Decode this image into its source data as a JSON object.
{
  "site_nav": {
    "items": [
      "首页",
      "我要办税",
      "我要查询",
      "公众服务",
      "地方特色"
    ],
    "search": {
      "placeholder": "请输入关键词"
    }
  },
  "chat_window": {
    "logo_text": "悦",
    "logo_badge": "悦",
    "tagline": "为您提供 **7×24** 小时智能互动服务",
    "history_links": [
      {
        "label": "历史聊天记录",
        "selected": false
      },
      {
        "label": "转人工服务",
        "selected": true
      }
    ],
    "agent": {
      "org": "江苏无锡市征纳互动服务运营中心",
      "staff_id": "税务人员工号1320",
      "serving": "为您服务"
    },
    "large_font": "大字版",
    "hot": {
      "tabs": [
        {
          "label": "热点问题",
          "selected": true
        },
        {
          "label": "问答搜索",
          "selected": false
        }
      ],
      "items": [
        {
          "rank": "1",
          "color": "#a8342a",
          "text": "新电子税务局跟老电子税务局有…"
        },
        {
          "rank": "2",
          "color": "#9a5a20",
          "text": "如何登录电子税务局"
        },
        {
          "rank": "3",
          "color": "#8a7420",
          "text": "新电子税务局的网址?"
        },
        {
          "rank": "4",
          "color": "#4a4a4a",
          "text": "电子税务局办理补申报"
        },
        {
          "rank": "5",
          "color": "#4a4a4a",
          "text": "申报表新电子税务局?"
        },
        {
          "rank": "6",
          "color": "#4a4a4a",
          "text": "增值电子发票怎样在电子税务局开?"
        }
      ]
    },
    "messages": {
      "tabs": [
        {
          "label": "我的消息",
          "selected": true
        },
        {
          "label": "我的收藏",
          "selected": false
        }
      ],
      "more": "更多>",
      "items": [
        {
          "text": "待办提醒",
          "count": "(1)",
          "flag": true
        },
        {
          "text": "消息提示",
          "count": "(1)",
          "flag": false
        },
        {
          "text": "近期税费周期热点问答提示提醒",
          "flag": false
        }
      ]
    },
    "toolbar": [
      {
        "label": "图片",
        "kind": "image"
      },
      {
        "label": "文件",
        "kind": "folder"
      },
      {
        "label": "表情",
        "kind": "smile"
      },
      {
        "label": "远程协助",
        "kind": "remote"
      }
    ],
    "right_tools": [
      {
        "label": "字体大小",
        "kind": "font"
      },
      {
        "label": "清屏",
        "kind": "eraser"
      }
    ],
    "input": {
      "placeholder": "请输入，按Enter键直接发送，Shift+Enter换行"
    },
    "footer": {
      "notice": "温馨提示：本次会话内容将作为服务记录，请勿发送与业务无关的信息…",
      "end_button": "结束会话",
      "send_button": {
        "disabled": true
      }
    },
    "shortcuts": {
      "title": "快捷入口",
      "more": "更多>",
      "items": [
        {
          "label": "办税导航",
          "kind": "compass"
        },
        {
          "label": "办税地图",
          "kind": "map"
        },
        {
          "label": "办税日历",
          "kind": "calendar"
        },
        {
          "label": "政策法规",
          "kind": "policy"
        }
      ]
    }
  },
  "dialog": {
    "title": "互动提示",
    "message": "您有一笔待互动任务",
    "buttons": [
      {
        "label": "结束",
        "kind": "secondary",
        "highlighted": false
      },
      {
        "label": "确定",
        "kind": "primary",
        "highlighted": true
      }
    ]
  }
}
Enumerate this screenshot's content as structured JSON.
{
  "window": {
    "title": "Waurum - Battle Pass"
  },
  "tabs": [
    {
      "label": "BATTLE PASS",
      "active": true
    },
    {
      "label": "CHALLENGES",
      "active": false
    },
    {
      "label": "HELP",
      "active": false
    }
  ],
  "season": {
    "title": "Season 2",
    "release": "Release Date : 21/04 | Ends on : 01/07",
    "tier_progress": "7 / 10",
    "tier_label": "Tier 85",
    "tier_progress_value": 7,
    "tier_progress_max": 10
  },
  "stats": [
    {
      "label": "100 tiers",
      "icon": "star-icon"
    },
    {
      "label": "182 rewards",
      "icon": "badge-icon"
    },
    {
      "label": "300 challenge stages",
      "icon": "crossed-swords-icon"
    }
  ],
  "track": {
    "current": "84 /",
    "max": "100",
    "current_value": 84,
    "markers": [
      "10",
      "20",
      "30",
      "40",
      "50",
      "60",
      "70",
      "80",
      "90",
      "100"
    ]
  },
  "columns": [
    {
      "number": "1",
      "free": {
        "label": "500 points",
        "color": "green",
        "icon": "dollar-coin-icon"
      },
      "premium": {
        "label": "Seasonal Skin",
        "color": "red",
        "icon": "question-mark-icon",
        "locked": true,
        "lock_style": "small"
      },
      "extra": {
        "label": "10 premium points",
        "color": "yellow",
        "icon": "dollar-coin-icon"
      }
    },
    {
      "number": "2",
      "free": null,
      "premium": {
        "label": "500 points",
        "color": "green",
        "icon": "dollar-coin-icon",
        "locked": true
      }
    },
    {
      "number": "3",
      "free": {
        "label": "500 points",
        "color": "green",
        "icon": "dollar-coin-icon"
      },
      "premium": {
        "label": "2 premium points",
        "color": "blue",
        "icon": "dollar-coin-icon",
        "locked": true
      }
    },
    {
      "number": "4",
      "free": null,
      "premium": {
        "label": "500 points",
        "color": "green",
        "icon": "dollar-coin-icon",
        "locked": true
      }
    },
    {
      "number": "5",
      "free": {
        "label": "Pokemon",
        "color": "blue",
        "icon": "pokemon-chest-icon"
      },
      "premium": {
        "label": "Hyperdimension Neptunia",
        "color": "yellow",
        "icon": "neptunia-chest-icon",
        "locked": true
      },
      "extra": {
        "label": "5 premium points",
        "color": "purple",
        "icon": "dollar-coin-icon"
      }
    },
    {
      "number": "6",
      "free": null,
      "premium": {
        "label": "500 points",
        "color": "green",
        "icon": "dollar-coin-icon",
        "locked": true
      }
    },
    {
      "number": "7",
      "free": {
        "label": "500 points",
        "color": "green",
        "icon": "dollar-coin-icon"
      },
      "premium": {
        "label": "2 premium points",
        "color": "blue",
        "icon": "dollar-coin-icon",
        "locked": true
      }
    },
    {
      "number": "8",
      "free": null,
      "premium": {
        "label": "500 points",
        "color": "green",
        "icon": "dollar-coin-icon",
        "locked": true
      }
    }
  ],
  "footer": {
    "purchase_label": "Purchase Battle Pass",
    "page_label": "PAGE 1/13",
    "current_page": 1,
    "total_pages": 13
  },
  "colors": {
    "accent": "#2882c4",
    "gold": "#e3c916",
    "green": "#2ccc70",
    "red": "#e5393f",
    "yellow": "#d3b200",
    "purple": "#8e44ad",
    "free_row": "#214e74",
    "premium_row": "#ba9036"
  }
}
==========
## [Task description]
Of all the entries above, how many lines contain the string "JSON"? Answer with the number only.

## [Output of the task]
2